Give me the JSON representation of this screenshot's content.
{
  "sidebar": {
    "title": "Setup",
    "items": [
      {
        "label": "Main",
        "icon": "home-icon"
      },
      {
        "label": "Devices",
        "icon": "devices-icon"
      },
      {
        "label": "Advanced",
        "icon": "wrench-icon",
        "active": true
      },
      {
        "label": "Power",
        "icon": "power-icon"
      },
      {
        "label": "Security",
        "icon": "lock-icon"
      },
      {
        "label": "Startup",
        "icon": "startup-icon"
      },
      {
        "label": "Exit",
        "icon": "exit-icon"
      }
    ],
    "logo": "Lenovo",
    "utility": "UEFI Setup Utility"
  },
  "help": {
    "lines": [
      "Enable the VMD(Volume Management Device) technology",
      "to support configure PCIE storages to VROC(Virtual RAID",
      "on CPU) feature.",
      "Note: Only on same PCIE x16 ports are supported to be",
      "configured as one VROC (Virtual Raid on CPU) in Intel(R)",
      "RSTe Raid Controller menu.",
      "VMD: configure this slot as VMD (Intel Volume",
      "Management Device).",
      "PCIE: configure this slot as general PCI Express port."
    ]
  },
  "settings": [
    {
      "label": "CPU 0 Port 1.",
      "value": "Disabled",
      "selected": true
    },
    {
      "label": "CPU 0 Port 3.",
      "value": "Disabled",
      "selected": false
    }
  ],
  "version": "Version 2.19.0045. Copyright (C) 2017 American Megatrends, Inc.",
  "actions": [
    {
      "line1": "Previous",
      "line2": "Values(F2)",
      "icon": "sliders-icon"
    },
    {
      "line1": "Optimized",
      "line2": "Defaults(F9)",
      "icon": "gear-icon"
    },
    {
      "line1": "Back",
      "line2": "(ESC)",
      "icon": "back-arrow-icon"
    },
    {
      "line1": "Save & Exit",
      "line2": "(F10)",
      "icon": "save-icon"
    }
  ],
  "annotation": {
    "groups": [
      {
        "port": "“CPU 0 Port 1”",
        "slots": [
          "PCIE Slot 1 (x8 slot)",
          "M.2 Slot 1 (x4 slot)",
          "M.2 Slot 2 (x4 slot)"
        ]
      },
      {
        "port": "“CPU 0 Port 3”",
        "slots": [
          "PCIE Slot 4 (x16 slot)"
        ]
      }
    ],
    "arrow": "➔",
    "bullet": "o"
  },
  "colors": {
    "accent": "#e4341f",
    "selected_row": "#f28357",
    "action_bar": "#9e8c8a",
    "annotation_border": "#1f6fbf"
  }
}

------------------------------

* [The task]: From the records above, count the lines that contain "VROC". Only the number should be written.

* [Written solution]: 2